Me ka ‘oia ‘i’o a hui hou,
Cyril Pahinui — multi-Hoku Award-winner and 2014 recipient of the Hawai‘i Academy of Recording Arts Lifetime Achievenment Award — was presented with the 2015 Duke’s Ho‘okahiko Award Tuesday at Duke’s Waikiki in the Outrigger Waikiki Beach Resort.
The Ho‘okahiko Award recognizes individuals who exemplify Hawaiian cultural traditions; Pahinui was honored for his career accomplishments as a singer, musician, teacher and recording artist with the Sunday Manoa, the Gabby Band, the Sandwich Isles Band, the Peter Moon Band and as a solo artist.

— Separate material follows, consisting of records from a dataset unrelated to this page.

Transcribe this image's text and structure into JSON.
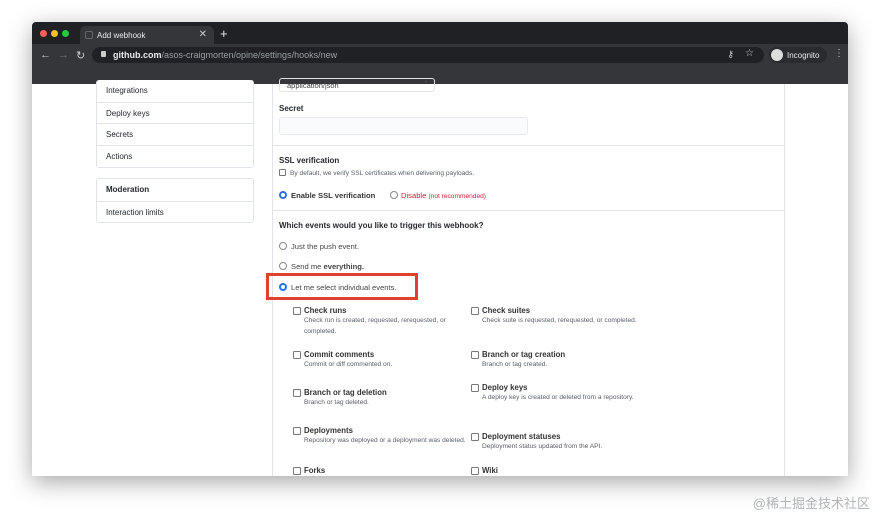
{
  "browser": {
    "tab_title": "Add webhook",
    "url_host": "github.com",
    "url_path": "/asos-craigmorten/opine/settings/hooks/new",
    "profile": "Incognito"
  },
  "sidebar": {
    "items": [
      "Integrations",
      "Deploy keys",
      "Secrets",
      "Actions"
    ],
    "moderation_header": "Moderation",
    "moderation_items": [
      "Interaction limits"
    ]
  },
  "form": {
    "content_type": "application/json",
    "secret_label": "Secret",
    "secret_value": "",
    "ssl": {
      "title": "SSL verification",
      "note": "By default, we verify SSL certificates when delivering payloads.",
      "enable": "Enable SSL verification",
      "disable": "Disable",
      "disable_note": "(not recommended)"
    },
    "events": {
      "question": "Which events would you like to trigger this webhook?",
      "opt1": "Just the push event.",
      "opt2a": "Send me ",
      "opt2b": "everything.",
      "opt3": "Let me select individual events.",
      "list": [
        {
          "title": "Check runs",
          "desc": "Check run is created, requested, rerequested, or completed."
        },
        {
          "title": "Check suites",
          "desc": "Check suite is requested, rerequested, or completed."
        },
        {
          "title": "Commit comments",
          "desc": "Commit or diff commented on."
        },
        {
          "title": "Branch or tag creation",
          "desc": "Branch or tag created."
        },
        {
          "title": "Branch or tag deletion",
          "desc": "Branch or tag deleted."
        },
        {
          "title": "Deploy keys",
          "desc": "A deploy key is created or deleted from a repository."
        },
        {
          "title": "Deployments",
          "desc": "Repository was deployed or a deployment was deleted."
        },
        {
          "title": "Deployment statuses",
          "desc": "Deployment status updated from the API."
        },
        {
          "title": "Forks",
          "desc": ""
        },
        {
          "title": "Wiki",
          "desc": ""
        }
      ]
    }
  },
  "watermark": "@稀土掘金技术社区",
  "colors": {
    "highlight": "#e0412c",
    "accent": "#2f6fe4",
    "danger": "#cb2431"
  }
}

Several dozen friends, relatives and members of the Hawaii music and visitor industries joined Duke’s Waikiki manager Keli’i Gouveia for the late-morning presention. Kimo Kahoano emceed; he was also one of many who shared memories of Cyril and his parents, Emily and Gabby “Pops” Pahinui.
Called forward to accept the beautiful Hawaiian petroglyph-style trophy, Pahinui acknowledged several of the entertainers in the audience and mentioned he started playing slack key when he was 7 years old. He thanked Outrigger Hotels and Resorts for its commitment to presenting Hawaiian music seven days a week (he plays there Wednesdays from 6-8 p.m.).

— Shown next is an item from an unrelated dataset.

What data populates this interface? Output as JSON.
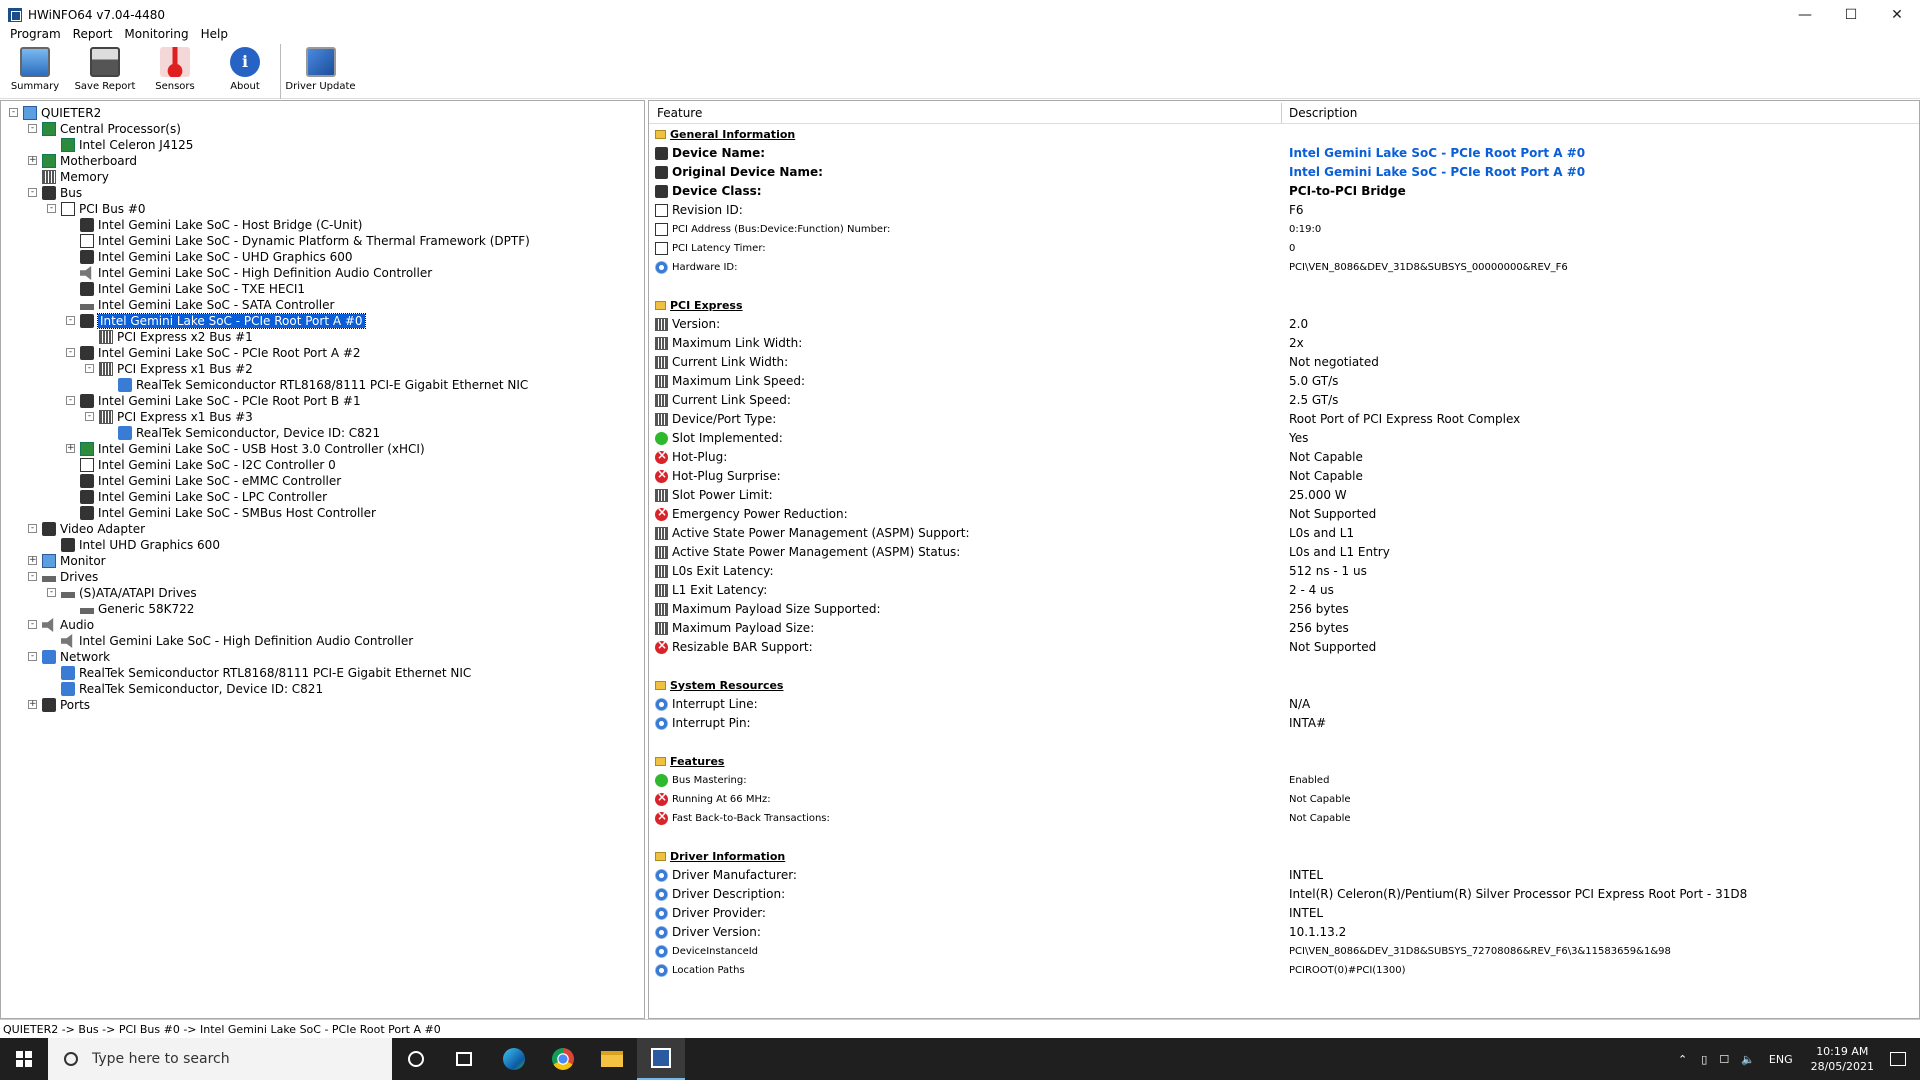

Pahinui also recalled the great musicians he had the opportunity to work with while growing up — his father, Sonny Chillingworth, Atta Isaacs and Peter Moon. And he thanked his wife, Chelle, for her support with his career and with the Gabby Pahinui Waimanalo Kanikapila music, saying simply, “She’s everything to me.”
“I’m so glad that I can continue to pass (the music) down to the new generation of young kids,” he concluded. “I’m still playing. There’s no end.”

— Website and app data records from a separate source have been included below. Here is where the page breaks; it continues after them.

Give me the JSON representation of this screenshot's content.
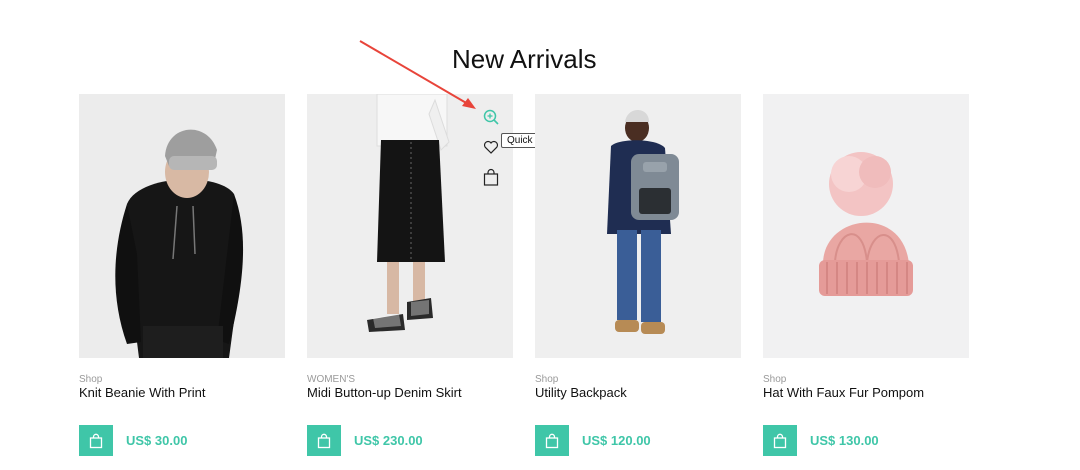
{
  "section": {
    "title": "New Arrivals"
  },
  "products": [
    {
      "category": "Shop",
      "title": "Knit Beanie With Print",
      "price": "US$ 30.00",
      "image": "boy-in-black-hoodie-and-grey-beanie"
    },
    {
      "category": "WOMEN'S",
      "title": "Midi Button-up Denim Skirt",
      "price": "US$ 230.00",
      "image": "black-denim-skirt-with-checkered-sneakers"
    },
    {
      "category": "Shop",
      "title": "Utility Backpack",
      "price": "US$ 120.00",
      "image": "boy-with-grey-backpack-back-view"
    },
    {
      "category": "Shop",
      "title": "Hat With Faux Fur Pompom",
      "price": "US$ 130.00",
      "image": "pink-knit-hat-with-pompom"
    }
  ],
  "hover_actions": {
    "tooltip": "Quick View",
    "icons": [
      "quick-view-icon",
      "wishlist-icon",
      "add-to-cart-icon"
    ]
  },
  "cart_icon": "shopping-bag-icon",
  "colors": {
    "accent": "#3fc6a8",
    "arrow": "#e8443a",
    "image_bg": "#eeeeee"
  }
}
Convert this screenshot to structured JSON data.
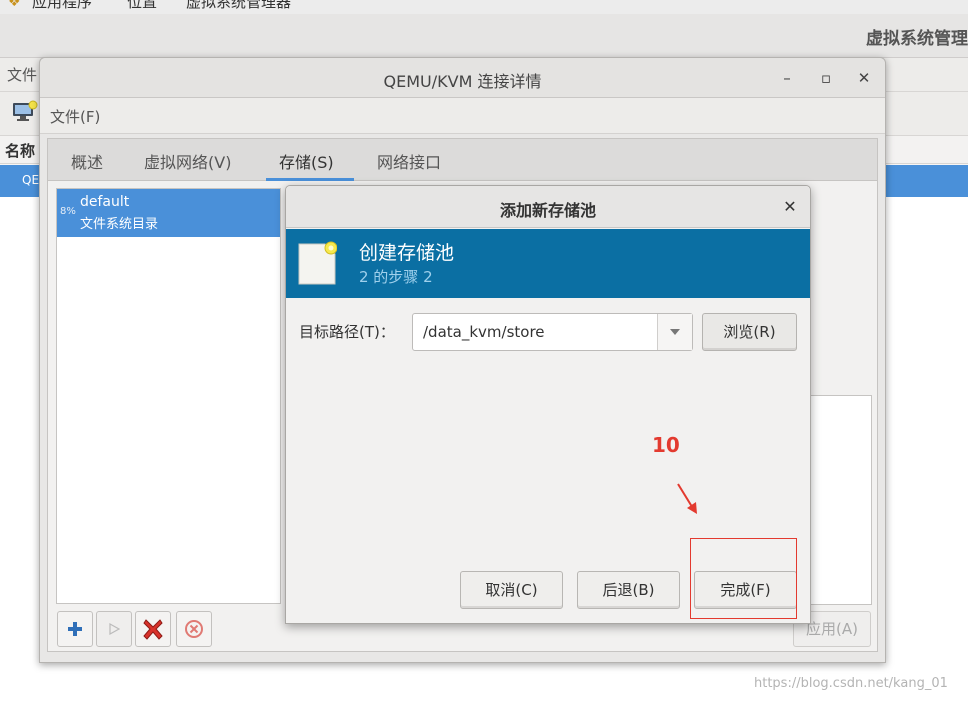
{
  "top_panel": {
    "applications": "应用程序",
    "places": "位置",
    "app_name": "虚拟系统管理器"
  },
  "background_window": {
    "title": "虚拟系统管理",
    "menu_file": "文件",
    "column_name": "名称",
    "selected_row_label": "QE"
  },
  "connection_window": {
    "title": "QEMU/KVM 连接详情",
    "menu_file": "文件(F)",
    "tabs": [
      {
        "label": "概述"
      },
      {
        "label": "虚拟网络(V)"
      },
      {
        "label": "存储(S)"
      },
      {
        "label": "网络接口"
      }
    ],
    "active_tab": "存储(S)",
    "pool": {
      "usage": "8%",
      "name": "default",
      "type": "文件系统目录"
    },
    "apply_label": "应用(A)"
  },
  "dialog": {
    "title": "添加新存储池",
    "header_title": "创建存储池",
    "step_text": "2 的步骤 2",
    "target_label": "目标路径(T)：",
    "target_value": "/data_kvm/store",
    "browse_label": "浏览(R)",
    "buttons": {
      "cancel": "取消(C)",
      "back": "后退(B)",
      "finish": "完成(F)"
    }
  },
  "annotation": {
    "number": "10",
    "color": "#e33a2f"
  },
  "watermark": "https://blog.csdn.net/kang_01",
  "colors": {
    "accent": "#4a90d9",
    "dialog_header": "#0b6fa3"
  }
}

John Berger has been a mainstay in the local entertainment scene for more than 40 years. Contact him via email at firstname.lastname@example.org.